## WHAT YOU HAVE TO DO
Please return all lines of the data below containing the string "size".

## MATERIALS PROVIDED
☆ ☆ ☆

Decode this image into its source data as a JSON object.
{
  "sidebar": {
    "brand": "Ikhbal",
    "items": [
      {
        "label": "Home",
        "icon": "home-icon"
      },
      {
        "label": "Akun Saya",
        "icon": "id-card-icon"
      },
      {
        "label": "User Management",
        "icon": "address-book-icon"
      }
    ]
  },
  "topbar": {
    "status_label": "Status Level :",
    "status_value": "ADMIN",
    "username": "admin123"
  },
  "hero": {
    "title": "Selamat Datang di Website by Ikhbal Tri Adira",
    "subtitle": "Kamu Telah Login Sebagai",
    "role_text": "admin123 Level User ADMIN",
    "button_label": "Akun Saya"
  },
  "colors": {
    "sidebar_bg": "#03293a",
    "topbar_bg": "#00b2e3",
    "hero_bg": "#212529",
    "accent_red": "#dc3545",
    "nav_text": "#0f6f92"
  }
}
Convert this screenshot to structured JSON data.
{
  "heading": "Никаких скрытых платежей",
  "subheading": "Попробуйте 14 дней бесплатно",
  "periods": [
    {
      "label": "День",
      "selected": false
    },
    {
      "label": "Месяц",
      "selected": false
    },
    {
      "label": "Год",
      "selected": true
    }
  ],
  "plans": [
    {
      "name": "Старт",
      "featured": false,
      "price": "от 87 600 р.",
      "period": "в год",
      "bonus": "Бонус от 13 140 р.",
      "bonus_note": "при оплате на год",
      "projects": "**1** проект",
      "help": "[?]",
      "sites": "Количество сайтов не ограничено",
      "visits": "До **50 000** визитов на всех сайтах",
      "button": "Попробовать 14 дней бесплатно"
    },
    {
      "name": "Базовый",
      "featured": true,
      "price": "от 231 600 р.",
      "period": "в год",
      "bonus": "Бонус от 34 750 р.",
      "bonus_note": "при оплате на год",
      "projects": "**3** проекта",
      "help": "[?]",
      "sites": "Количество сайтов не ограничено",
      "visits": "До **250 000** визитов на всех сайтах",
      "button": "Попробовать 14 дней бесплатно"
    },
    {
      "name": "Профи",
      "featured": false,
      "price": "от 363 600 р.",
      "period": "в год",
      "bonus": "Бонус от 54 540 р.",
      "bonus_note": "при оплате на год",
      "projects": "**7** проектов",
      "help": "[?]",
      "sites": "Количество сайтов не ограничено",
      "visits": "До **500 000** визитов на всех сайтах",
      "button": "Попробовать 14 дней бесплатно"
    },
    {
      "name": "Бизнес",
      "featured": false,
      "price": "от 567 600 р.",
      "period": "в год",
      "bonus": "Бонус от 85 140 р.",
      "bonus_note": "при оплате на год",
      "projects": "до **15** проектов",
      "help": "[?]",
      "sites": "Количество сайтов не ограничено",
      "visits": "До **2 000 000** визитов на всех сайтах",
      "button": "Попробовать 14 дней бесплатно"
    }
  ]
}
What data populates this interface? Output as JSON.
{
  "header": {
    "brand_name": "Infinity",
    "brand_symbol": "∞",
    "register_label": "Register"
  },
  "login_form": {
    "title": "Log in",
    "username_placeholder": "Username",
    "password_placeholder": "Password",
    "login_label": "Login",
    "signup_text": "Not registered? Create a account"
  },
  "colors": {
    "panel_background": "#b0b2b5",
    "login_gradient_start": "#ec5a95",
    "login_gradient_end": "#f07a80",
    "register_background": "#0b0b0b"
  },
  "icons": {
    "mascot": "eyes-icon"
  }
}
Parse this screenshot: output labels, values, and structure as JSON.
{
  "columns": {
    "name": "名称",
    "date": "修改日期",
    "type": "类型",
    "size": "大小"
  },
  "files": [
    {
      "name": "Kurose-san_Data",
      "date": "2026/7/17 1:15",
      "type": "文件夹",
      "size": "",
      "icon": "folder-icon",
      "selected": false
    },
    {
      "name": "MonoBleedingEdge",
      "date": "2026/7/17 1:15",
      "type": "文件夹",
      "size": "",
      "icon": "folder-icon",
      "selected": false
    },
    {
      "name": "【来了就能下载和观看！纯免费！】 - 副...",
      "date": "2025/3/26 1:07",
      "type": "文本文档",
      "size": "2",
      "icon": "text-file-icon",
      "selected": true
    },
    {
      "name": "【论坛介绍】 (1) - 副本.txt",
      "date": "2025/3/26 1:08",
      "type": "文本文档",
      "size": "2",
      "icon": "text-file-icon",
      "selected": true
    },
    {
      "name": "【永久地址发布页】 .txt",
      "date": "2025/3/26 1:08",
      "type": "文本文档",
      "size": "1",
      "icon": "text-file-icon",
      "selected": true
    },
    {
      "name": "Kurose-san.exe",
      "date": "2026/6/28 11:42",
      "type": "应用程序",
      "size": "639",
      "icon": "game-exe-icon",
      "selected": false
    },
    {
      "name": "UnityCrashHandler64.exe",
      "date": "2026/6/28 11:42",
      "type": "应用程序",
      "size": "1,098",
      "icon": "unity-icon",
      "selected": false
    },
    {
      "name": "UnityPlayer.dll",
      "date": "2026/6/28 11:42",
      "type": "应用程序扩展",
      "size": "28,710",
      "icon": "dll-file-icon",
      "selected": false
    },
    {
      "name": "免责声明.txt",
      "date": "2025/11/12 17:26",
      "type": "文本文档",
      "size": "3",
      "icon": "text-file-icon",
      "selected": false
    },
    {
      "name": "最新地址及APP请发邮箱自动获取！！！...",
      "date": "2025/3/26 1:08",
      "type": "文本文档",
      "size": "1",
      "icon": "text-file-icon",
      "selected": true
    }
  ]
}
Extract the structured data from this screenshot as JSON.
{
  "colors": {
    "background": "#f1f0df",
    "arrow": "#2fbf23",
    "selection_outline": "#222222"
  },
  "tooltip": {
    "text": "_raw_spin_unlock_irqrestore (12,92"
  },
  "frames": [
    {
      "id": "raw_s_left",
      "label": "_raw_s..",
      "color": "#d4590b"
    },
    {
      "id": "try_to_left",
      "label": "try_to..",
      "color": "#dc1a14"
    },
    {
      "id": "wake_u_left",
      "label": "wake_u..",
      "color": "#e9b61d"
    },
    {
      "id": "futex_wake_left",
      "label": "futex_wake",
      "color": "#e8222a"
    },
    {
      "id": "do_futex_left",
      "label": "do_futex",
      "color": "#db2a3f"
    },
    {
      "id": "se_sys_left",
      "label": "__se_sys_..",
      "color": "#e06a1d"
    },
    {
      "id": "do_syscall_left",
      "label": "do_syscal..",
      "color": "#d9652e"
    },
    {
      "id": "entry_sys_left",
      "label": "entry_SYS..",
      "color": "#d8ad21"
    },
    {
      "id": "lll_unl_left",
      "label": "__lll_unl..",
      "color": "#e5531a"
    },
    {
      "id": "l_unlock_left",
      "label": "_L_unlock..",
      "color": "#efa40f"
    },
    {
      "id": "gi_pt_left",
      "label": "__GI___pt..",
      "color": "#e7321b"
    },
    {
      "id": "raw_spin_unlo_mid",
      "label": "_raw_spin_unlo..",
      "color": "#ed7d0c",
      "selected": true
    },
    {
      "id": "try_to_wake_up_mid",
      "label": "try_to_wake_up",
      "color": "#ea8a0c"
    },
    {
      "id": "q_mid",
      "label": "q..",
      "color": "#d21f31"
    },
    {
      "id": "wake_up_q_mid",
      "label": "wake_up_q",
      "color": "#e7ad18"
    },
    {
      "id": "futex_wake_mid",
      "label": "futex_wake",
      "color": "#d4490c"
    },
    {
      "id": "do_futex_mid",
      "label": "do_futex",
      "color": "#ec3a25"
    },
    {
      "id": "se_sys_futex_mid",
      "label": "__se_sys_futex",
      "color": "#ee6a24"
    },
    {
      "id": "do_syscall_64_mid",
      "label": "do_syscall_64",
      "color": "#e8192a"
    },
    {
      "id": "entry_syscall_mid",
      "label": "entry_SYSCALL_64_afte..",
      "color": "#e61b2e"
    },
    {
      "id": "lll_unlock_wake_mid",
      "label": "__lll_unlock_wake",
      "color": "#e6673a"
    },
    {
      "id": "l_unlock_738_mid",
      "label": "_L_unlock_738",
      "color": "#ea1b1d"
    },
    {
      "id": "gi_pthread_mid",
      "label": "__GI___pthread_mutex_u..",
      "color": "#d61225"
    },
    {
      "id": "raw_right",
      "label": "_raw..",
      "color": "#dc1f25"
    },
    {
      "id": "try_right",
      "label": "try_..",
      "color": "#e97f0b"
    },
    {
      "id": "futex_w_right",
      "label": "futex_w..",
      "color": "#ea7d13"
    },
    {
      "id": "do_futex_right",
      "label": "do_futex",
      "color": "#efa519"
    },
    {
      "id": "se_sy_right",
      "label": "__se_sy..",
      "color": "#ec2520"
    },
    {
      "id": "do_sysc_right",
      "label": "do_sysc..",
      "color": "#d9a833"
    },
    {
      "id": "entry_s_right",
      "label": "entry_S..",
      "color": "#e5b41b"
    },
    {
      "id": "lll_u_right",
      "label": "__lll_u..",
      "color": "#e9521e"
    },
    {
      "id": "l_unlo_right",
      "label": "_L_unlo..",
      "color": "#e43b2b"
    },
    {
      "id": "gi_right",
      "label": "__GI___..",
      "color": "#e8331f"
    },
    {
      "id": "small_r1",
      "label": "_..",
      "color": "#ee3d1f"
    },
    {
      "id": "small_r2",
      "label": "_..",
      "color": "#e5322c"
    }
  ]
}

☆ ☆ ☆

## TASK RESULT
    "size": "大小"
      "size": "",
      "size": "",
      "size": "2",
      "size": "2",
      "size": "1",
      "size": "639",
      "size": "1,098",
      "size": "28,710",
      "size": "3",
      "size": "1",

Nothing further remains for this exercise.